Exercise goal:
With the pictures left out, write out the records verbatim.

The data:
-*-*-
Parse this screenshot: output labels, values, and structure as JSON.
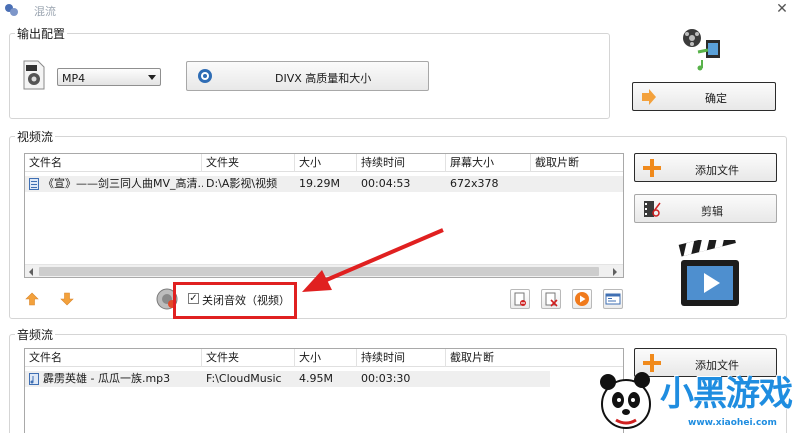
{
  "window": {
    "title": "混流",
    "close_glyph": "✕"
  },
  "output_config": {
    "group_label": "输出配置",
    "format_value": "MP4",
    "preset_label": "DIVX 高质量和大小",
    "confirm_label": "确定"
  },
  "video_stream": {
    "group_label": "视频流",
    "columns": [
      "文件名",
      "文件夹",
      "大小",
      "持续时间",
      "屏幕大小",
      "截取片断"
    ],
    "rows": [
      {
        "name": "《宣》——剑三同人曲MV_高清...",
        "folder": "D:\\A影视\\视频",
        "size": "19.29M",
        "duration": "00:04:53",
        "screen_size": "672x378",
        "clip": ""
      }
    ],
    "add_file_label": "添加文件",
    "edit_label": "剪辑",
    "mute_label": "关闭音效（视频）",
    "mute_checked": true
  },
  "audio_stream": {
    "group_label": "音频流",
    "columns": [
      "文件名",
      "文件夹",
      "大小",
      "持续时间",
      "截取片断"
    ],
    "rows": [
      {
        "name": "霹雳英雄 - 瓜瓜一族.mp3",
        "folder": "F:\\CloudMusic",
        "size": "4.95M",
        "duration": "00:03:30",
        "clip": ""
      }
    ],
    "add_file_label": "添加文件"
  },
  "watermark": {
    "brand": "小黑游戏",
    "url": "www.xiaohei.com"
  },
  "colors": {
    "annotation_red": "#e02020",
    "orange_arrow": "#f3a13c",
    "plus_orange": "#f08a1c"
  }
}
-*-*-
Answer to this exercise:
Parse this screenshot: output labels, values, and structure as JSON.
{
  "window": {
    "title": "混流",
    "close_glyph": "✕"
  },
  "output_config": {
    "group_label": "输出配置",
    "format_value": "MP4",
    "preset_label": "DIVX 高质量和大小",
    "confirm_label": "确定"
  },
  "video_stream": {
    "group_label": "视频流",
    "columns": [
      "文件名",
      "文件夹",
      "大小",
      "持续时间",
      "屏幕大小",
      "截取片断"
    ],
    "rows": [
      {
        "name": "《宣》——剑三同人曲MV_高清...",
        "folder": "D:\\A影视\\视频",
        "size": "19.29M",
        "duration": "00:04:53",
        "screen_size": "672x378",
        "clip": ""
      }
    ],
    "add_file_label": "添加文件",
    "edit_label": "剪辑",
    "mute_label": "关闭音效（视频）",
    "mute_checked": true
  },
  "audio_stream": {
    "group_label": "音频流",
    "columns": [
      "文件名",
      "文件夹",
      "大小",
      "持续时间",
      "截取片断"
    ],
    "rows": [
      {
        "name": "霹雳英雄 - 瓜瓜一族.mp3",
        "folder": "F:\\CloudMusic",
        "size": "4.95M",
        "duration": "00:03:30",
        "clip": ""
      }
    ],
    "add_file_label": "添加文件"
  },
  "watermark": {
    "brand": "小黑游戏",
    "url": "www.xiaohei.com"
  },
  "colors": {
    "annotation_red": "#e02020",
    "orange_arrow": "#f3a13c",
    "plus_orange": "#f08a1c"
  }
}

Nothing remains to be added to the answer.